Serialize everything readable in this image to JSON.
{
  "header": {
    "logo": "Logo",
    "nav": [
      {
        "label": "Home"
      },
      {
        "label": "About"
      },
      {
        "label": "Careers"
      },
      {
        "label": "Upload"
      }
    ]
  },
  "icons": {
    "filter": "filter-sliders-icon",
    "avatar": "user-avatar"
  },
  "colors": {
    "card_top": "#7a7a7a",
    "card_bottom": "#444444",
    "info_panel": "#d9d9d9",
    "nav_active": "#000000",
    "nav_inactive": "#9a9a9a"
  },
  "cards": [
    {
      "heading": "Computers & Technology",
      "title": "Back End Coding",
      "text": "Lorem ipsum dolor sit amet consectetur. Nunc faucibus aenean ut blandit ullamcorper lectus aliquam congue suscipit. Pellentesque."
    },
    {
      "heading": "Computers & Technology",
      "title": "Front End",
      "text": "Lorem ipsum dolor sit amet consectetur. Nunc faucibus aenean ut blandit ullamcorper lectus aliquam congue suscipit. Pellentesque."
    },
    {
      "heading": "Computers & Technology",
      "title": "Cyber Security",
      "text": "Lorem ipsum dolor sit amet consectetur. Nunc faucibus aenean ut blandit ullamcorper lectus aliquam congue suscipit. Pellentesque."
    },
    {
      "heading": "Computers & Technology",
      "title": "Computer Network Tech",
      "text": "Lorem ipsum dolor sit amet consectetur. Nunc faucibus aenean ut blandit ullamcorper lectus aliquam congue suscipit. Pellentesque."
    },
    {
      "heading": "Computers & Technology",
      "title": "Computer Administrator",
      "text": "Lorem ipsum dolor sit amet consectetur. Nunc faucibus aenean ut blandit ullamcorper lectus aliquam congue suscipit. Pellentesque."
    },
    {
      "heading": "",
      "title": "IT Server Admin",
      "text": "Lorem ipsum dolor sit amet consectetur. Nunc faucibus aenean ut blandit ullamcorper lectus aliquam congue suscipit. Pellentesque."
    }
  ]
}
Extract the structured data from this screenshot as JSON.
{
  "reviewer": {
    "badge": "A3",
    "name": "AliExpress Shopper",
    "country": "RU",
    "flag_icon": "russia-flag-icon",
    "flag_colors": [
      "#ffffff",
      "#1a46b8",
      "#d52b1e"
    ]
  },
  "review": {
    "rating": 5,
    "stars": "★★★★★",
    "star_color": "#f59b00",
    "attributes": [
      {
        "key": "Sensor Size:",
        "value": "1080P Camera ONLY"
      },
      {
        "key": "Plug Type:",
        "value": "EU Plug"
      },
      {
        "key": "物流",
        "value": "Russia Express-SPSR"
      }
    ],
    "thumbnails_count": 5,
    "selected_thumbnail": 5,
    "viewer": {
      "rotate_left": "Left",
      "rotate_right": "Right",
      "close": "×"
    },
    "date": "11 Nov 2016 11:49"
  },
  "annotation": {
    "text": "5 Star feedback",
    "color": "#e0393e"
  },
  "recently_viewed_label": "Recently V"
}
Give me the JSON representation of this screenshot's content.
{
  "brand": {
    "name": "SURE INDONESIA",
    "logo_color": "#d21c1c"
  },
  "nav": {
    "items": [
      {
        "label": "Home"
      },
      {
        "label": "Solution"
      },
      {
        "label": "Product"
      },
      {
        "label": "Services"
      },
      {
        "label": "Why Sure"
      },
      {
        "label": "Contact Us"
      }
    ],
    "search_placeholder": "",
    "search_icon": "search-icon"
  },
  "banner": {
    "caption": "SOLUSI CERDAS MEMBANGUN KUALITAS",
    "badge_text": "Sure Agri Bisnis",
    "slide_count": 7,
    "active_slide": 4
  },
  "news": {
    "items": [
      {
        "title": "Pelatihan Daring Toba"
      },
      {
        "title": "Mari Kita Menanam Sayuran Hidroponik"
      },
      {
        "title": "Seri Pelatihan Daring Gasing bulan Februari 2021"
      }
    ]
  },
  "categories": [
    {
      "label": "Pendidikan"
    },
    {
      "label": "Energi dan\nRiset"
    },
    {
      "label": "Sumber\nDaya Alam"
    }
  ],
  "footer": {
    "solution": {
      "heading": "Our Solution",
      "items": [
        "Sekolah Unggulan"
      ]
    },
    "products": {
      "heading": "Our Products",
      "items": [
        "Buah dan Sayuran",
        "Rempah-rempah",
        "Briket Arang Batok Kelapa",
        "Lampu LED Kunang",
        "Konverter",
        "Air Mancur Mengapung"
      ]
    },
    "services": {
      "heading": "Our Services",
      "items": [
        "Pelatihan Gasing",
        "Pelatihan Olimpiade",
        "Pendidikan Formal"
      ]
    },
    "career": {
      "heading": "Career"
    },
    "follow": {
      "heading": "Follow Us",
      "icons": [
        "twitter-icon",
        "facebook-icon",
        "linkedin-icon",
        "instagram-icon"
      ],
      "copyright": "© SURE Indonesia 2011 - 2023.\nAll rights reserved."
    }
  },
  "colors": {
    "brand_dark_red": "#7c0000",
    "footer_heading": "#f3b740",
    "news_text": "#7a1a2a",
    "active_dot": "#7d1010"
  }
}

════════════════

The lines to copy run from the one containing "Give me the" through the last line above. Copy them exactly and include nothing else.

Give me the JSON representation of this screenshot's content.
{
  "brand": {
    "name": "SURE INDONESIA",
    "logo_color": "#d21c1c"
  },
  "nav": {
    "items": [
      {
        "label": "Home"
      },
      {
        "label": "Solution"
      },
      {
        "label": "Product"
      },
      {
        "label": "Services"
      },
      {
        "label": "Why Sure"
      },
      {
        "label": "Contact Us"
      }
    ],
    "search_placeholder": "",
    "search_icon": "search-icon"
  },
  "banner": {
    "caption": "SOLUSI CERDAS MEMBANGUN KUALITAS",
    "badge_text": "Sure Agri Bisnis",
    "slide_count": 7,
    "active_slide": 4
  },
  "news": {
    "items": [
      {
        "title": "Pelatihan Daring Toba"
      },
      {
        "title": "Mari Kita Menanam Sayuran Hidroponik"
      },
      {
        "title": "Seri Pelatihan Daring Gasing bulan Februari 2021"
      }
    ]
  },
  "categories": [
    {
      "label": "Pendidikan"
    },
    {
      "label": "Energi dan\nRiset"
    },
    {
      "label": "Sumber\nDaya Alam"
    }
  ],
  "footer": {
    "solution": {
      "heading": "Our Solution",
      "items": [
        "Sekolah Unggulan"
      ]
    },
    "products": {
      "heading": "Our Products",
      "items": [
        "Buah dan Sayuran",
        "Rempah-rempah",
        "Briket Arang Batok Kelapa",
        "Lampu LED Kunang",
        "Konverter",
        "Air Mancur Mengapung"
      ]
    },
    "services": {
      "heading": "Our Services",
      "items": [
        "Pelatihan Gasing",
        "Pelatihan Olimpiade",
        "Pendidikan Formal"
      ]
    },
    "career": {
      "heading": "Career"
    },
    "follow": {
      "heading": "Follow Us",
      "icons": [
        "twitter-icon",
        "facebook-icon",
        "linkedin-icon",
        "instagram-icon"
      ],
      "copyright": "© SURE Indonesia 2011 - 2023.\nAll rights reserved."
    }
  },
  "colors": {
    "brand_dark_red": "#7c0000",
    "footer_heading": "#f3b740",
    "news_text": "#7a1a2a",
    "active_dot": "#7d1010"
  }
}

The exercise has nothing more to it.